Cats by Michael Rondot
- No matter what the type of aircraft, the world record for
low-flying can only ever be equalled; it cannot be beaten
without hitting the ground. But getting close to it became
an everyday routine for RAF Jaguar pilots on operational service
in The Gulf after the Iraqi invasion of Kuwait.
The barren featureless wastes of the desert offer few opportunities
for a low-flying aircraft from enemy defenses by terrain screening
or ducking below radar cover. The only effective counter over
a flat desert is to fly so low that any missile fired at the
aircraft hopefully will proximity-fuse on the ground before
it reaches its target.
Faced with an unprecedented threat from surface-to-air missile
systems and fighter aircraft, the Jaguar pilots who deployed
to Thumrait, Oman, as the spearhead of Operation Granby in
August 1990 trained as they expected to fight, - at ultra
weeks, most were comfortable at a radar altimeter cruise height
of 35 feet at 480 knots, maybe climbing to 60 feet over undulating
sand dunes or during high-G turns. Some were content to fly
lower, cruising at 20-30 feet, and one or two individuals
who should remain nameless were rarely seen above 20 feet.
The phrase 'Getting down' had taken on a new meaning.
October 1990 the Jaguars moved to Al-Muharraq, Bahrain, and
continued to train at ultra low-level, but as the outbreak
of hostilities drew close and it became apparent that US fighters
were more than capable of dealing with any Iraqi air threat,
they switched to medium-level tactics, preferring to take
their chances with the AAA and SAM threat rather than low-flying
through a hail of small-arms and short-range defensive fire
around their targets in Kuwait and Iraq.
Blessed with the sustained luck and inspired leadership of
Wg Cdr Bill Pixton DFC AFC, the gamble paid off. 3 were hit
by Iraqi AAA fire during the 6-week war, but none were lost.
September 1991, Jaguars based at Incirlik, Turkey, have been

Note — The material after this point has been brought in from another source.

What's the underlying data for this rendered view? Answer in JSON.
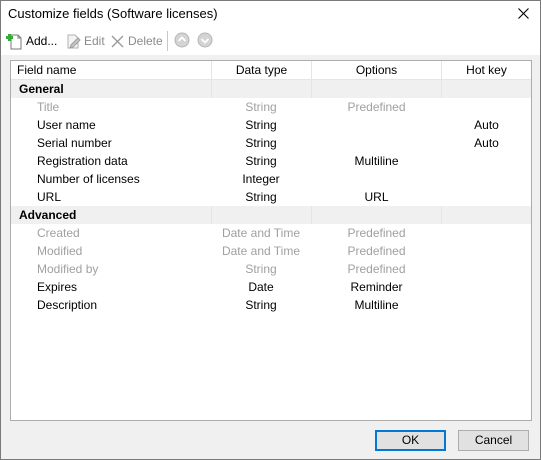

flying low-level missions in Iraq as part of OperationWarden
to protect Kurds against further Iraqi attack. Some of the
pilots were on the initial Operation Granby deployment, and
later flew war missions during Operation Desert Storm. Michael
Rondot flew with them, and his painting captures the essence
of speed and excitement as a pair of bomb-laden Jaguars break
formation and head for the desert floor during a typical low-level
print in this single limited edition is countersigned by 25
pilots from the RAF Coltishall Jaguar wing involved with these
Operations from Number 6, 41(F) and 54(F) Squadrons, including
all 3 Squadron Commanders. The edition is artist-signed, dated
and numbered, stamped with the Collectair seal and issued
with a certificate of authentication giving details of the
signatories. Remarqued copies with an original pencil drawing
on the print border and are especially prized by collectors
for their extreme rarity, are available at extra cost to further
enhance the value of this strictly limited edition
by 25 pilots who flew on
Operation 'Desert Storm' and
These include ALL 3 Squadron Commanders from
6, 41(F) and 54(F) Sqns'
Cats by Michael Rondot
size: 28 x 20ins approx
- see below